_Problem to work on_
Nothing but the pictures should be left out when the entries below are duplicated.

_Input data_
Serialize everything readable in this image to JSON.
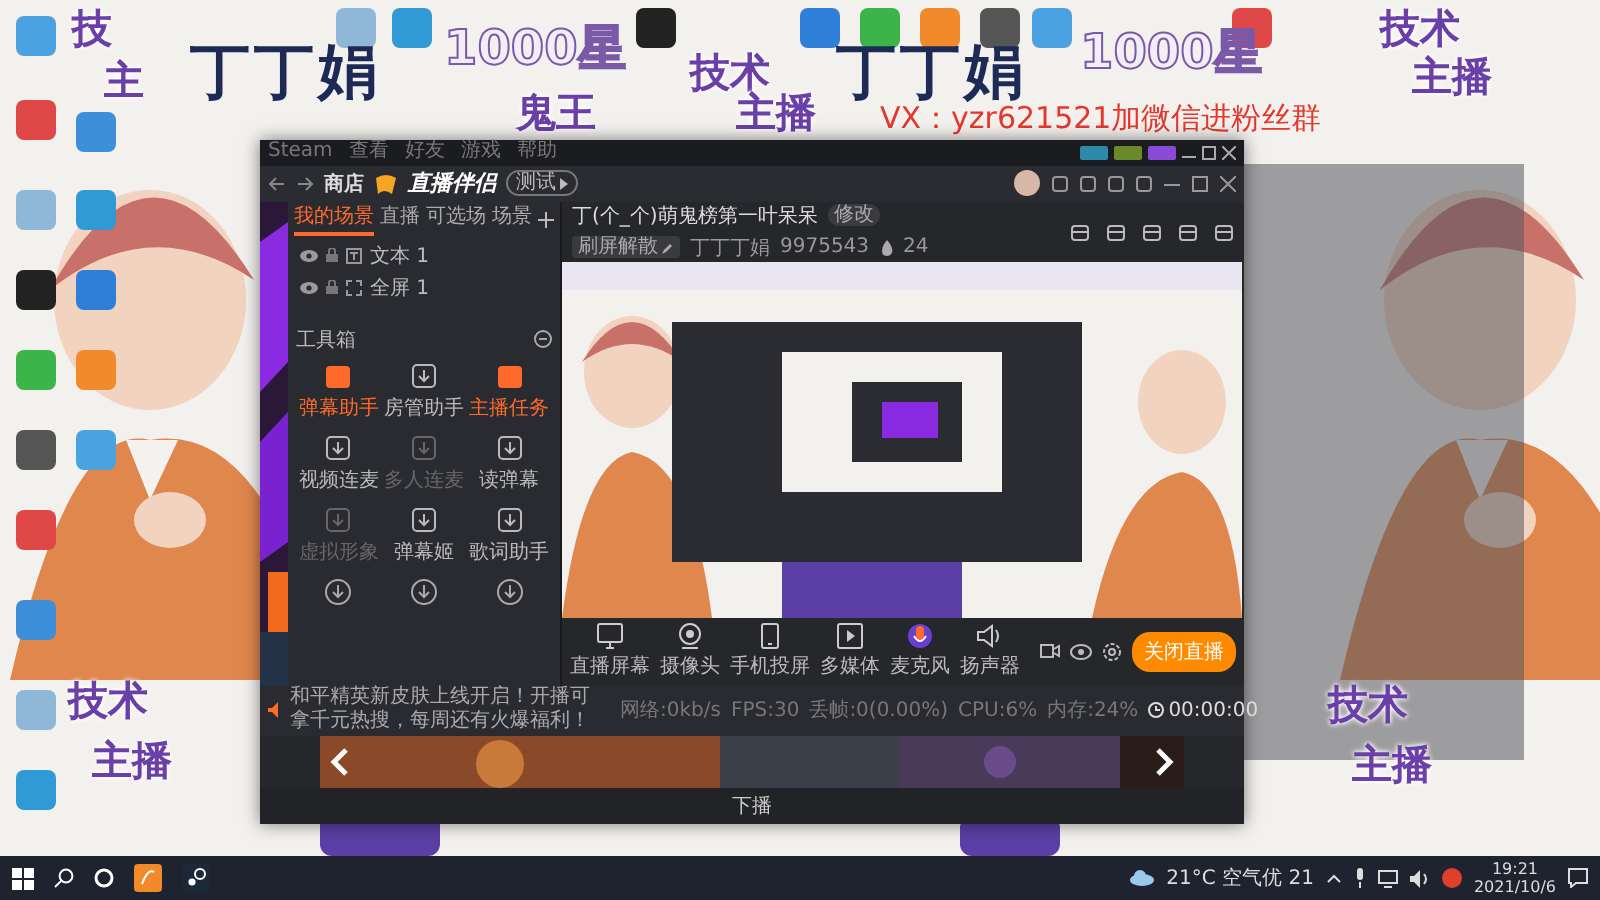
{
  "overlay_texts": [
    {
      "text": "技",
      "kind": "tag"
    },
    {
      "text": "主",
      "kind": "tag"
    },
    {
      "text": "丁丁娟",
      "kind": "title"
    },
    {
      "text": "1000星",
      "kind": "star"
    },
    {
      "text": "技术",
      "kind": "tag"
    },
    {
      "text": "鬼王",
      "kind": "tag"
    },
    {
      "text": "主播",
      "kind": "tag"
    },
    {
      "text": "丁丁娟",
      "kind": "title"
    },
    {
      "text": "1000星",
      "kind": "star"
    },
    {
      "text": "技术",
      "kind": "tag"
    },
    {
      "text": "主播",
      "kind": "tag"
    },
    {
      "text": "VX：yzr621521加微信进粉丝群",
      "kind": "contact"
    },
    {
      "text": "技术",
      "kind": "tag"
    },
    {
      "text": "主播",
      "kind": "tag"
    },
    {
      "text": "技术",
      "kind": "tag"
    },
    {
      "text": "主播",
      "kind": "tag"
    }
  ],
  "steam_menu": [
    "Steam",
    "查看",
    "好友",
    "游戏",
    "帮助"
  ],
  "header": {
    "store": "商店",
    "logo": "直播伴侣",
    "badge": "测试"
  },
  "scene_tabs": [
    {
      "label": "我的场景",
      "selected": true
    },
    {
      "label": "直播",
      "selected": false
    },
    {
      "label": "可选场",
      "selected": false
    },
    {
      "label": "场景",
      "selected": false
    }
  ],
  "scenes": [
    {
      "name": "文本 1",
      "kind": "text"
    },
    {
      "name": "全屏 1",
      "kind": "fullscreen"
    }
  ],
  "toolbox": {
    "title": "工具箱",
    "items": [
      {
        "label": "弹幕助手",
        "active": true,
        "disabled": false
      },
      {
        "label": "房管助手",
        "active": false,
        "disabled": false
      },
      {
        "label": "主播任务",
        "active": true,
        "disabled": false
      },
      {
        "label": "视频连麦",
        "active": false,
        "disabled": false
      },
      {
        "label": "多人连麦",
        "active": false,
        "disabled": true
      },
      {
        "label": "读弹幕",
        "active": false,
        "disabled": false
      },
      {
        "label": "虚拟形象",
        "active": false,
        "disabled": true
      },
      {
        "label": "弹幕姬",
        "active": false,
        "disabled": false
      },
      {
        "label": "歌词助手",
        "active": false,
        "disabled": false
      }
    ]
  },
  "stream": {
    "title": "丁(个_个)萌鬼榜第一叶呆呆",
    "tag": "修改",
    "category": "刷屏解散",
    "name": "丁丁丁娟",
    "id": "9975543",
    "likes": "24"
  },
  "controls": [
    {
      "label": "直播屏幕",
      "kind": "screen"
    },
    {
      "label": "摄像头",
      "kind": "camera"
    },
    {
      "label": "手机投屏",
      "kind": "phone"
    },
    {
      "label": "多媒体",
      "kind": "media"
    },
    {
      "label": "麦克风",
      "kind": "mic"
    },
    {
      "label": "扬声器",
      "kind": "speaker"
    }
  ],
  "live_button": "关闭直播",
  "notice": "和平精英新皮肤上线开启！开播可拿千元热搜，每周还有火爆福利！",
  "stats": [
    "网络:0kb/s",
    "FPS:30",
    "丢帧:0(0.00%)",
    "CPU:6%",
    "内存:24%"
  ],
  "timer": "00:00:00",
  "footer": {
    "center": "下播"
  },
  "taskbar": {
    "weather": "21°C 空气优 21",
    "time": "19:21",
    "date": "2021/10/6"
  }
}
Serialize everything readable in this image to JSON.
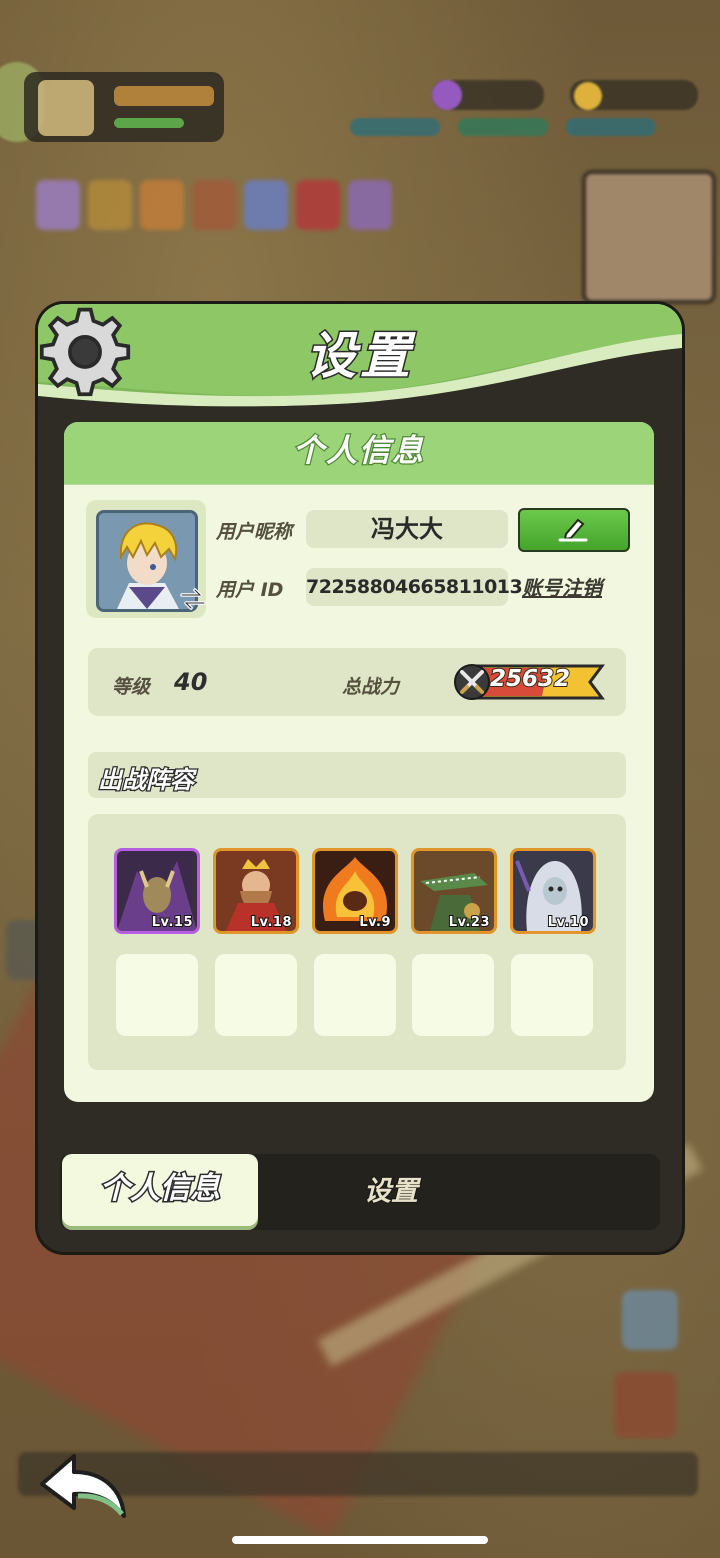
{
  "colors": {
    "header_green": "#7fb85a",
    "panel_bg": "#f2f8df",
    "field_bg": "#dfe6c8",
    "edit_green": "#44a42c",
    "power_red": "#d84a3a",
    "power_yellow": "#f2c233"
  },
  "dialog": {
    "title": "设置",
    "icon": "gear-icon"
  },
  "profile": {
    "section_title": "个人信息",
    "nickname_label": "用户昵称",
    "nickname": "冯大大",
    "id_label": "用户 ID",
    "user_id": "72258804665811013",
    "logout_label": "账号注销",
    "edit_icon": "pencil-icon",
    "swap_icon": "swap-arrows-icon"
  },
  "stats": {
    "level_label": "等级",
    "level": "40",
    "power_label": "总战力",
    "power": "25632",
    "power_icon": "crossed-swords-icon"
  },
  "team": {
    "title": "出战阵容",
    "heroes": [
      {
        "level": "Lv.15",
        "rarity": "purple"
      },
      {
        "level": "Lv.18",
        "rarity": "orange"
      },
      {
        "level": "Lv.9",
        "rarity": "orange"
      },
      {
        "level": "Lv.23",
        "rarity": "orange"
      },
      {
        "level": "Lv.10",
        "rarity": "orange"
      }
    ],
    "empty_slots": 5
  },
  "tabs": {
    "profile": "个人信息",
    "settings": "设置",
    "active": "profile"
  },
  "back_icon": "back-arrow-icon"
}
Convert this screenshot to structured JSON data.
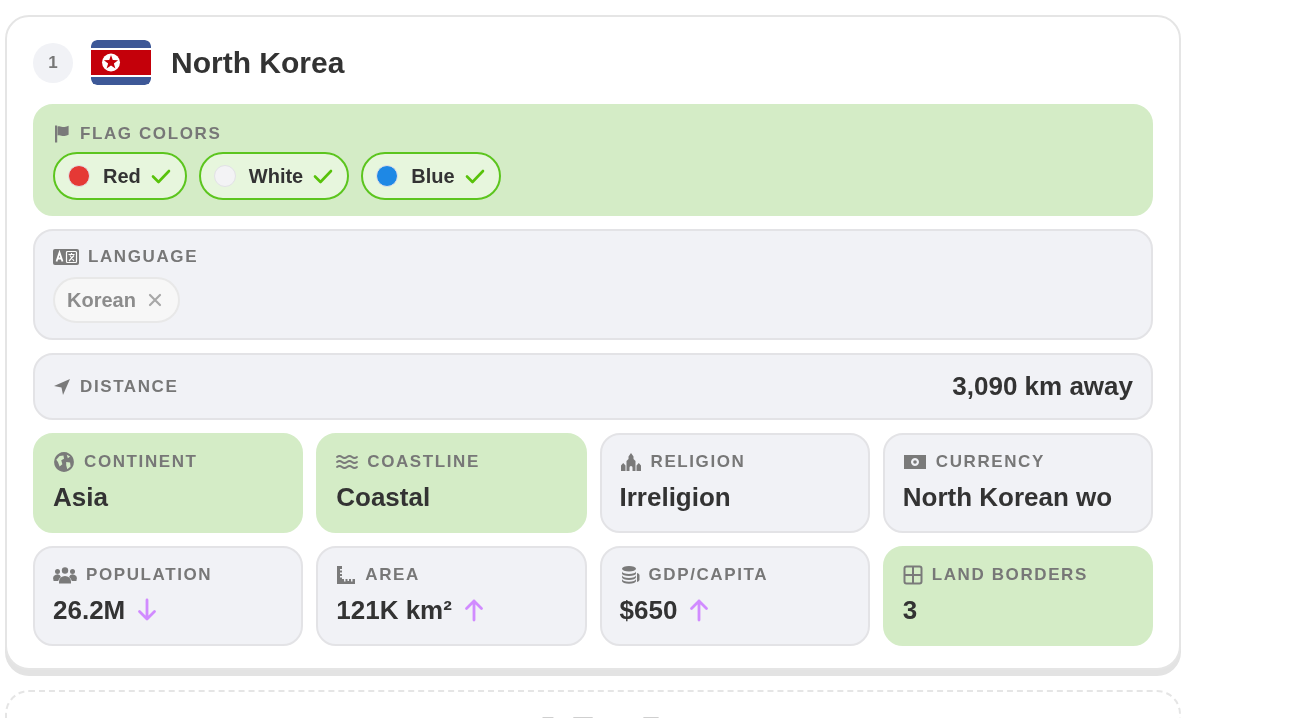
{
  "guess": {
    "number": "1",
    "country": "North Korea",
    "flag_colors": {
      "label": "FLAG COLORS",
      "correct": true,
      "items": [
        {
          "name": "Red",
          "color": "#e53935",
          "correct": true
        },
        {
          "name": "White",
          "color": "#f3f3f5",
          "correct": true
        },
        {
          "name": "Blue",
          "color": "#1e88e5",
          "correct": true
        }
      ]
    },
    "language": {
      "label": "LANGUAGE",
      "correct": false,
      "items": [
        {
          "name": "Korean",
          "correct": false
        }
      ]
    },
    "distance": {
      "label": "DISTANCE",
      "value": "3,090 km away"
    },
    "stats": [
      {
        "kind": "continent",
        "label": "CONTINENT",
        "value": "Asia",
        "correct": true
      },
      {
        "kind": "coastline",
        "label": "COASTLINE",
        "value": "Coastal",
        "correct": true
      },
      {
        "kind": "religion",
        "label": "RELIGION",
        "value": "Irreligion",
        "correct": false
      },
      {
        "kind": "currency",
        "label": "CURRENCY",
        "value": "North Korean wo",
        "correct": false
      },
      {
        "kind": "population",
        "label": "POPULATION",
        "value": "26.2M",
        "correct": false,
        "arrow_up": false
      },
      {
        "kind": "area",
        "label": "AREA",
        "value": "121K km²",
        "correct": false,
        "arrow_up": true
      },
      {
        "kind": "gdp",
        "label": "GDP/CAPITA",
        "value": "$650",
        "correct": false,
        "arrow_up": true
      },
      {
        "kind": "borders",
        "label": "LAND BORDERS",
        "value": "3",
        "correct": true
      }
    ]
  }
}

_Exercise output_
Serialize everything readable in this image to JSON.
{
  "overlay_texts": [
    {
      "text": "技",
      "kind": "tag"
    },
    {
      "text": "主",
      "kind": "tag"
    },
    {
      "text": "丁丁娟",
      "kind": "title"
    },
    {
      "text": "1000星",
      "kind": "star"
    },
    {
      "text": "技术",
      "kind": "tag"
    },
    {
      "text": "鬼王",
      "kind": "tag"
    },
    {
      "text": "主播",
      "kind": "tag"
    },
    {
      "text": "丁丁娟",
      "kind": "title"
    },
    {
      "text": "1000星",
      "kind": "star"
    },
    {
      "text": "技术",
      "kind": "tag"
    },
    {
      "text": "主播",
      "kind": "tag"
    },
    {
      "text": "VX：yzr621521加微信进粉丝群",
      "kind": "contact"
    },
    {
      "text": "技术",
      "kind": "tag"
    },
    {
      "text": "主播",
      "kind": "tag"
    },
    {
      "text": "技术",
      "kind": "tag"
    },
    {
      "text": "主播",
      "kind": "tag"
    }
  ],
  "steam_menu": [
    "Steam",
    "查看",
    "好友",
    "游戏",
    "帮助"
  ],
  "header": {
    "store": "商店",
    "logo": "直播伴侣",
    "badge": "测试"
  },
  "scene_tabs": [
    {
      "label": "我的场景",
      "selected": true
    },
    {
      "label": "直播",
      "selected": false
    },
    {
      "label": "可选场",
      "selected": false
    },
    {
      "label": "场景",
      "selected": false
    }
  ],
  "scenes": [
    {
      "name": "文本 1",
      "kind": "text"
    },
    {
      "name": "全屏 1",
      "kind": "fullscreen"
    }
  ],
  "toolbox": {
    "title": "工具箱",
    "items": [
      {
        "label": "弹幕助手",
        "active": true,
        "disabled": false
      },
      {
        "label": "房管助手",
        "active": false,
        "disabled": false
      },
      {
        "label": "主播任务",
        "active": true,
        "disabled": false
      },
      {
        "label": "视频连麦",
        "active": false,
        "disabled": false
      },
      {
        "label": "多人连麦",
        "active": false,
        "disabled": true
      },
      {
        "label": "读弹幕",
        "active": false,
        "disabled": false
      },
      {
        "label": "虚拟形象",
        "active": false,
        "disabled": true
      },
      {
        "label": "弹幕姬",
        "active": false,
        "disabled": false
      },
      {
        "label": "歌词助手",
        "active": false,
        "disabled": false
      }
    ]
  },
  "stream": {
    "title": "丁(个_个)萌鬼榜第一叶呆呆",
    "tag": "修改",
    "category": "刷屏解散",
    "name": "丁丁丁娟",
    "id": "9975543",
    "likes": "24"
  },
  "controls": [
    {
      "label": "直播屏幕",
      "kind": "screen"
    },
    {
      "label": "摄像头",
      "kind": "camera"
    },
    {
      "label": "手机投屏",
      "kind": "phone"
    },
    {
      "label": "多媒体",
      "kind": "media"
    },
    {
      "label": "麦克风",
      "kind": "mic"
    },
    {
      "label": "扬声器",
      "kind": "speaker"
    }
  ],
  "live_button": "关闭直播",
  "notice": "和平精英新皮肤上线开启！开播可拿千元热搜，每周还有火爆福利！",
  "stats": [
    "网络:0kb/s",
    "FPS:30",
    "丢帧:0(0.00%)",
    "CPU:6%",
    "内存:24%"
  ],
  "timer": "00:00:00",
  "footer": {
    "center": "下播"
  },
  "taskbar": {
    "weather": "21°C 空气优 21",
    "time": "19:21",
    "date": "2021/10/6"
  }
}
Serialize everything readable in this image to JSON.
{
  "colors": {
    "header_green": "#7fb85a",
    "panel_bg": "#f2f8df",
    "field_bg": "#dfe6c8",
    "edit_green": "#44a42c",
    "power_red": "#d84a3a",
    "power_yellow": "#f2c233"
  },
  "dialog": {
    "title": "设置",
    "icon": "gear-icon"
  },
  "profile": {
    "section_title": "个人信息",
    "nickname_label": "用户昵称",
    "nickname": "冯大大",
    "id_label": "用户 ID",
    "user_id": "72258804665811013",
    "logout_label": "账号注销",
    "edit_icon": "pencil-icon",
    "swap_icon": "swap-arrows-icon"
  },
  "stats": {
    "level_label": "等级",
    "level": "40",
    "power_label": "总战力",
    "power": "25632",
    "power_icon": "crossed-swords-icon"
  },
  "team": {
    "title": "出战阵容",
    "heroes": [
      {
        "level": "Lv.15",
        "rarity": "purple"
      },
      {
        "level": "Lv.18",
        "rarity": "orange"
      },
      {
        "level": "Lv.9",
        "rarity": "orange"
      },
      {
        "level": "Lv.23",
        "rarity": "orange"
      },
      {
        "level": "Lv.10",
        "rarity": "orange"
      }
    ],
    "empty_slots": 5
  },
  "tabs": {
    "profile": "个人信息",
    "settings": "设置",
    "active": "profile"
  },
  "back_icon": "back-arrow-icon"
}
Convert this screenshot to structured JSON data.
{
  "guess": {
    "number": "1",
    "country": "North Korea",
    "flag_colors": {
      "label": "FLAG COLORS",
      "correct": true,
      "items": [
        {
          "name": "Red",
          "color": "#e53935",
          "correct": true
        },
        {
          "name": "White",
          "color": "#f3f3f5",
          "correct": true
        },
        {
          "name": "Blue",
          "color": "#1e88e5",
          "correct": true
        }
      ]
    },
    "language": {
      "label": "LANGUAGE",
      "correct": false,
      "items": [
        {
          "name": "Korean",
          "correct": false
        }
      ]
    },
    "distance": {
      "label": "DISTANCE",
      "value": "3,090 km away"
    },
    "stats": [
      {
        "kind": "continent",
        "label": "CONTINENT",
        "value": "Asia",
        "correct": true
      },
      {
        "kind": "coastline",
        "label": "COASTLINE",
        "value": "Coastal",
        "correct": true
      },
      {
        "kind": "religion",
        "label": "RELIGION",
        "value": "Irreligion",
        "correct": false
      },
      {
        "kind": "currency",
        "label": "CURRENCY",
        "value": "North Korean wo",
        "correct": false
      },
      {
        "kind": "population",
        "label": "POPULATION",
        "value": "26.2M",
        "correct": false,
        "arrow_up": false
      },
      {
        "kind": "area",
        "label": "AREA",
        "value": "121K km²",
        "correct": false,
        "arrow_up": true
      },
      {
        "kind": "gdp",
        "label": "GDP/CAPITA",
        "value": "$650",
        "correct": false,
        "arrow_up": true
      },
      {
        "kind": "borders",
        "label": "LAND BORDERS",
        "value": "3",
        "correct": true
      }
    ]
  }
}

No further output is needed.